It is believed that Pelopidas responded to a petition from the people of Thessaly to remove Alexander of Pherae from power. Initially, it seemed as though Alexander of Pherae's force had the advantage, as they were able to take the high ground. In response, Pelopidas changed tactics and actually took to the field himself. The historian Plutarch claimed that when Pelopidas spotted Alexander across the battlefield, he was so full of rage that he charged at the despot, leaving his own army behind. Alexander fled, and Pelopidas was stabbed with javelins.

The Sacred Band and the entire Theban army had thrived under the command of Pelopidas. Soon after his death, the Sacred Band would be destroyed.

They were ultimately defeated by Philip of Macedon and Alexander the Great

Philip of Macedon had been just a teenager when he was a hostage in Thebes. By 338 B.C., Philip had a teenage son of his own, and together they were leading a massive army through Greece, conquering everything in their path. As described by Britannica, Thebes had initially supported Macedon's rise, but when Athens was threatened, Thebes was convinced to intervene.

The Theban Army and the Athenian army met the Macedonian army at the Chaeronea.
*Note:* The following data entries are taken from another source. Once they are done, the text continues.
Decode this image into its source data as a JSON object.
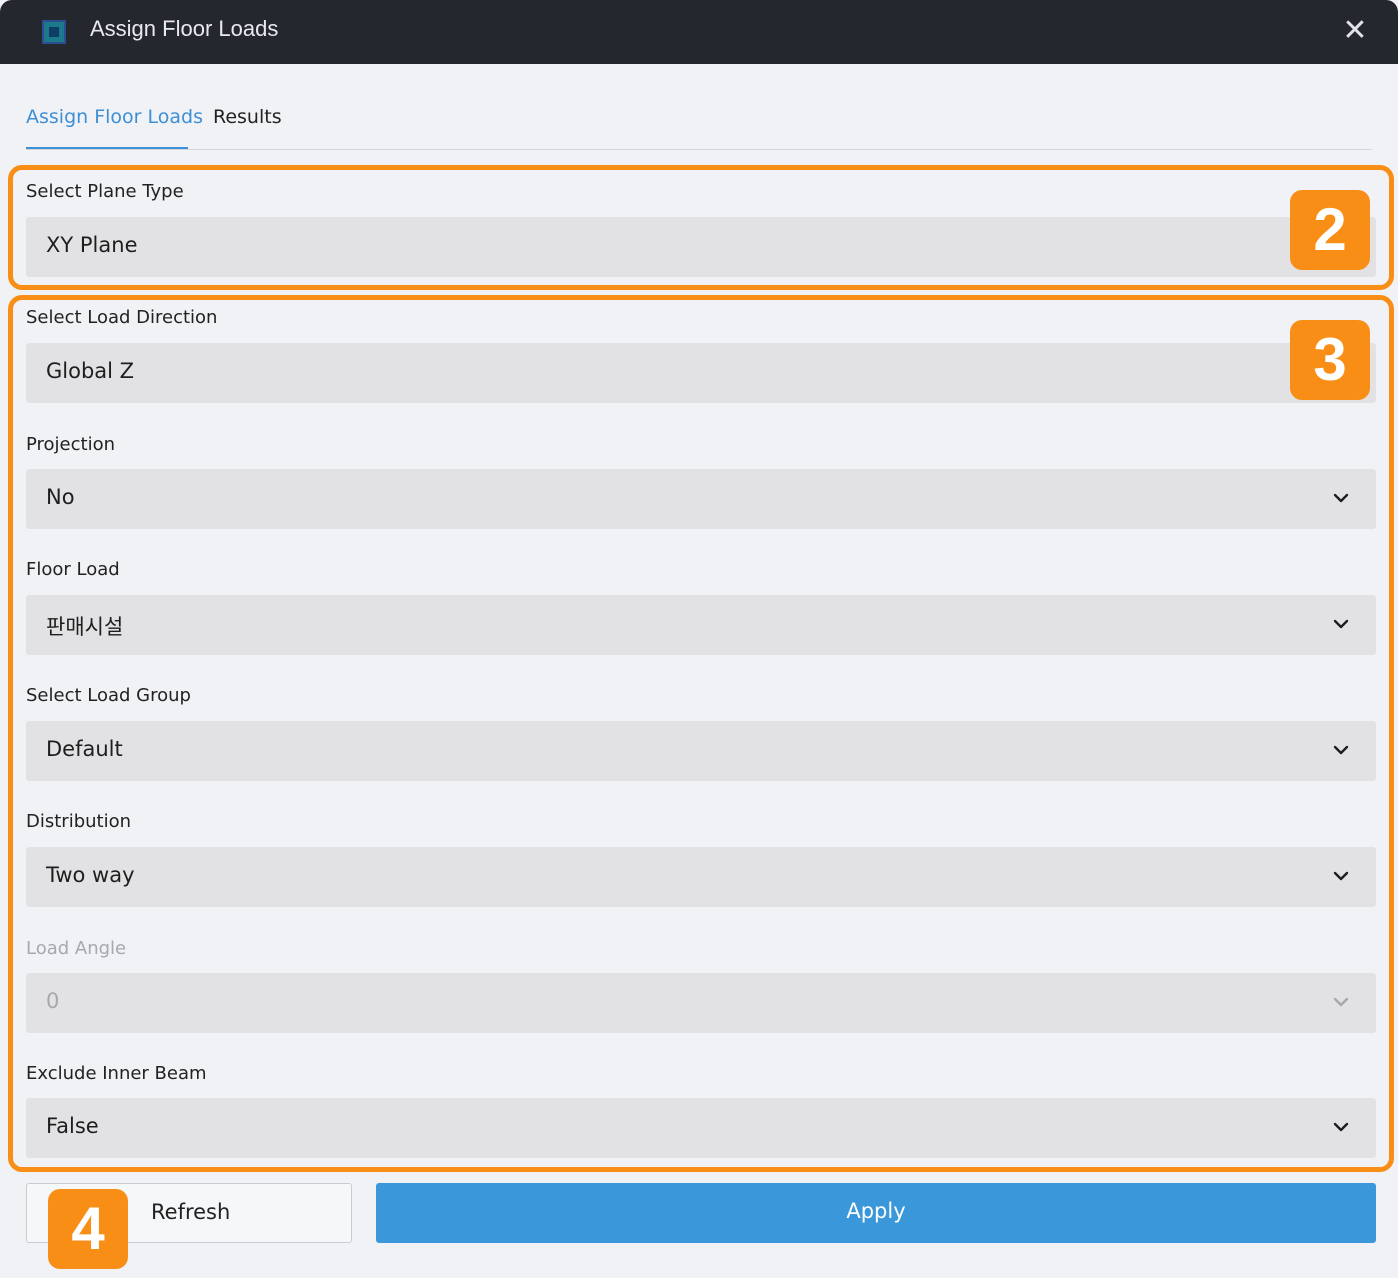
{
  "window": {
    "title": "Assign Floor Loads",
    "close_icon": "close-icon"
  },
  "tabs": [
    {
      "label": "Assign Floor Loads",
      "active": true
    },
    {
      "label": "Results",
      "active": false
    }
  ],
  "form": {
    "plane_type": {
      "label": "Select Plane Type",
      "value": "XY Plane",
      "dropdown": false
    },
    "load_direction": {
      "label": "Select Load Direction",
      "value": "Global Z",
      "dropdown": false
    },
    "projection": {
      "label": "Projection",
      "value": "No",
      "dropdown": true
    },
    "floor_load": {
      "label": "Floor Load",
      "value": "판매시설",
      "dropdown": true
    },
    "load_group": {
      "label": "Select Load Group",
      "value": "Default",
      "dropdown": true
    },
    "distribution": {
      "label": "Distribution",
      "value": "Two way",
      "dropdown": true
    },
    "load_angle": {
      "label": "Load Angle",
      "value": "0",
      "dropdown": true,
      "disabled": true
    },
    "exclude_inner_beam": {
      "label": "Exclude Inner Beam",
      "value": "False",
      "dropdown": true
    }
  },
  "buttons": {
    "refresh_label": "Refresh",
    "apply_label": "Apply"
  },
  "annotations": {
    "badge_2": "2",
    "badge_3": "3",
    "badge_4": "4",
    "highlight_color": "#f98e16"
  },
  "colors": {
    "accent": "#3d8fd6",
    "apply": "#3a98da",
    "titlebar": "#24272d"
  }
}
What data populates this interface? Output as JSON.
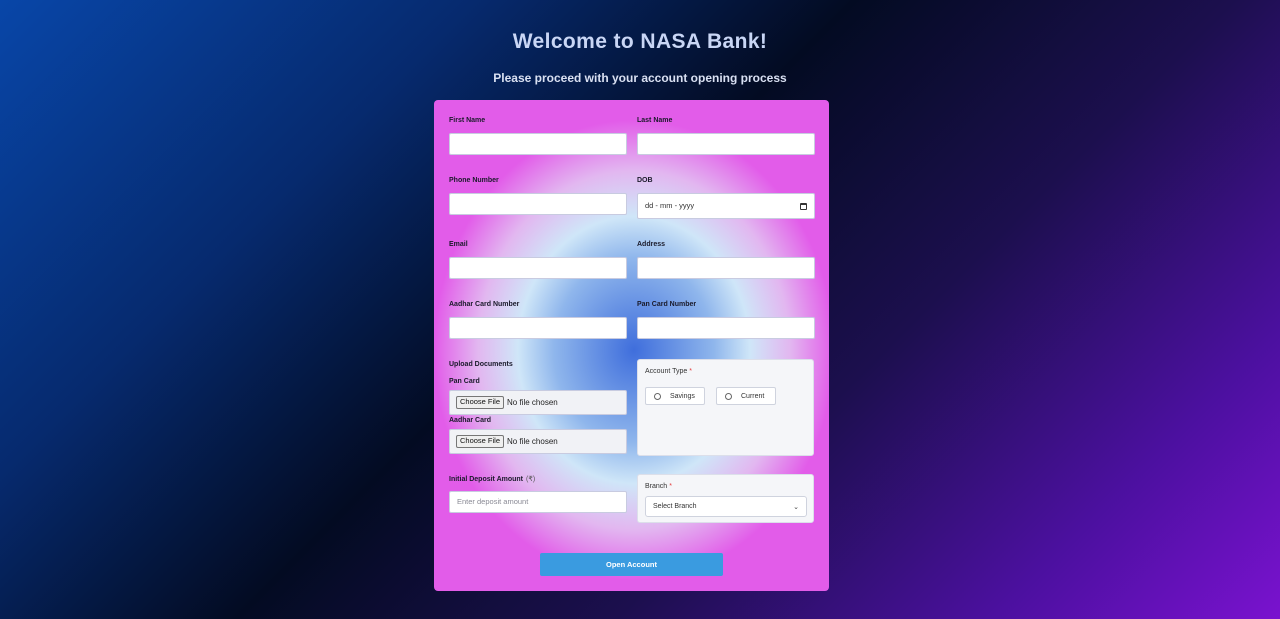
{
  "header": {
    "title": "Welcome to NASA Bank!",
    "subtitle": "Please proceed with your account opening process"
  },
  "form": {
    "first_name": {
      "label": "First Name",
      "value": ""
    },
    "last_name": {
      "label": "Last Name",
      "value": ""
    },
    "phone": {
      "label": "Phone Number",
      "value": ""
    },
    "dob": {
      "label": "DOB",
      "placeholder": "dd - mm - yyyy",
      "icon": "calendar-icon"
    },
    "email": {
      "label": "Email",
      "value": ""
    },
    "address": {
      "label": "Address",
      "value": ""
    },
    "aadhar_number": {
      "label": "Aadhar Card Number",
      "value": ""
    },
    "pan_number": {
      "label": "Pan Card Number",
      "value": ""
    },
    "upload": {
      "heading": "Upload Documents",
      "pan_card": {
        "label": "Pan Card",
        "button": "Choose File",
        "status": "No file chosen"
      },
      "aadhar_card": {
        "label": "Aadhar Card",
        "button": "Choose File",
        "status": "No file chosen"
      }
    },
    "account_type": {
      "label": "Account Type",
      "required_mark": "*",
      "options": [
        "Savings",
        "Current"
      ]
    },
    "deposit": {
      "label": "Initial Deposit Amount",
      "currency": "(₹)",
      "placeholder": "Enter deposit amount"
    },
    "branch": {
      "label": "Branch",
      "required_mark": "*",
      "selected": "Select Branch"
    },
    "submit_label": "Open Account"
  }
}
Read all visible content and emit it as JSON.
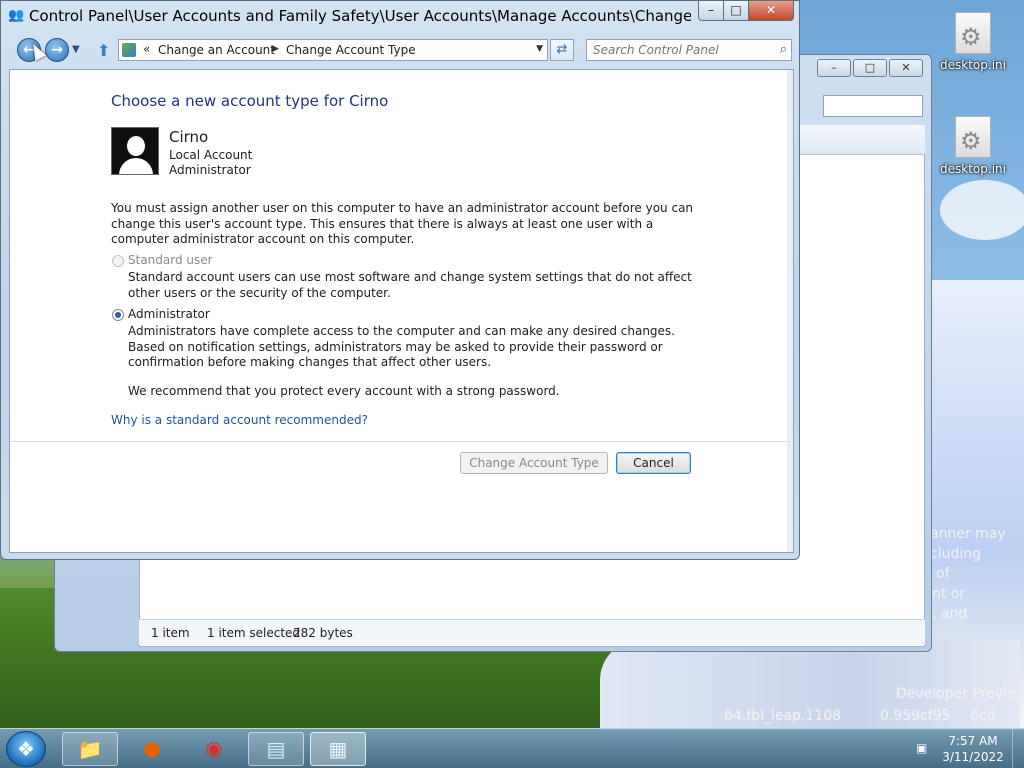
{
  "desktop": {
    "icons": [
      {
        "label": "desktop.ini"
      },
      {
        "label": "desktop.ini"
      }
    ],
    "wallpaper_fragments": [
      "anner may",
      "cluding",
      "of",
      "nt or",
      ", and",
      "Developer Previe",
      "64.fbl_leap.1108",
      "0.959cf95",
      "6cd"
    ]
  },
  "back_window": {
    "status": {
      "items": "1 item",
      "selected": "1 item selected",
      "size": "282 bytes"
    }
  },
  "window": {
    "title": "Control Panel\\User Accounts and Family Safety\\User Accounts\\Manage Accounts\\Change an Accou...",
    "controls": {
      "minimize": "–",
      "maximize": "□",
      "close": "✕"
    }
  },
  "nav": {
    "breadcrumbs": [
      "Change an Account",
      "Change Account Type"
    ],
    "overflow_glyph": "«",
    "search_placeholder": "Search Control Panel"
  },
  "page": {
    "heading": "Choose a new account type for Cirno",
    "account": {
      "name": "Cirno",
      "type": "Local Account",
      "group": "Administrator"
    },
    "notice": "You must assign another user on this computer to have an administrator account before you can change this user's account type. This ensures that there is always at least one user with a computer administrator account on this computer.",
    "options": [
      {
        "label": "Standard user",
        "description": "Standard account users can use most software and change system settings that do not affect other users or the security of the computer.",
        "selected": false,
        "disabled": true
      },
      {
        "label": "Administrator",
        "description": "Administrators have complete access to the computer and can make any desired changes. Based on notification settings, administrators may be asked to provide their password or confirmation before making changes that affect other users.",
        "selected": true,
        "disabled": false
      }
    ],
    "recommendation": "We recommend that you protect every account with a strong password.",
    "help_link": "Why is a standard account recommended?",
    "buttons": {
      "change": "Change Account Type",
      "cancel": "Cancel"
    }
  },
  "taskbar": {
    "items": [
      "Windows Explorer",
      "Firefox",
      "Chrome",
      "Notepad",
      "Control Panel"
    ],
    "clock": {
      "time": "7:57 AM",
      "date": "3/11/2022"
    }
  }
}
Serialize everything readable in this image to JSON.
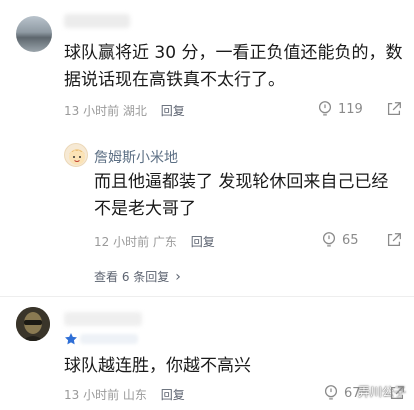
{
  "comments": [
    {
      "text": "球队赢将近 30 分，一看正负值还能负的，数据说话现在高铁真不太行了。",
      "time": "13 小时前",
      "location": "湖北",
      "reply_label": "回复",
      "likes": "119"
    }
  ],
  "reply": {
    "author": "詹姆斯小米地",
    "text": "而且他逼都装了 发现轮休回来自己已经不是老大哥了",
    "time": "12 小时前",
    "location": "广东",
    "reply_label": "回复",
    "likes": "65"
  },
  "more_replies": "查看 6 条回复",
  "comment3": {
    "text": "球队越连胜，你越不高兴",
    "time": "13 小时前",
    "location": "山东",
    "reply_label": "回复",
    "likes": "67"
  },
  "watermark": "弄川公子",
  "colors": {
    "name_link": "#5c6f84",
    "meta_gray": "#9a9a9a",
    "star_blue": "#2f6fd6"
  }
}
As noted by History Hit, the Sacred Band was the most intimidating force in the Ancient Greek world. Without defeating them, it would not be possible for Philip of Macedon to win at Chaeronea. The task of destroying the Sacred Band was assigned to Philip's teenage son, Alexander. He would one day be known as the conqueror Alexander the Great.

As detailed by Britannica, there are different theories about exactly what strategy Alexander used to defeat the Sacred Band, but it is believed that it was ultimately the elite fighting force's refusal to surrender that destroyed them. The Sacred Band had been trained to never retreat and never give up the fight. Alexander's army surrounded the Sacred Band, and they were all killed.

They were buried together

For 10 years, the Sacred Band had made Thebes the most powerful force in the ancient world. At Chaeronea, the entire elite fighting force was wiped out. There is no way of knowing for certain how Philip of Macedon felt about his army defeating the Theban forces that had inspired his military strategy. But there is a legend (recounted by the Hellenic Museum) that the victorious Philip visited the corpses of the Sacred Band, still lying on the battlefield, and was so overcome with the bravery and loyalty of the men as they faced certain death that he wept.

In the year 1880, a mass grave was discovered at Chaeronea, containing 254 skeletons (via History). As described by The New Yorker, the remains show that these men had wounds and were almost certainly killed in battle. Many were buried arm in arm or holding hands with each other. It is believed that these are the bodies of the men of the Sacred Band, still together in death.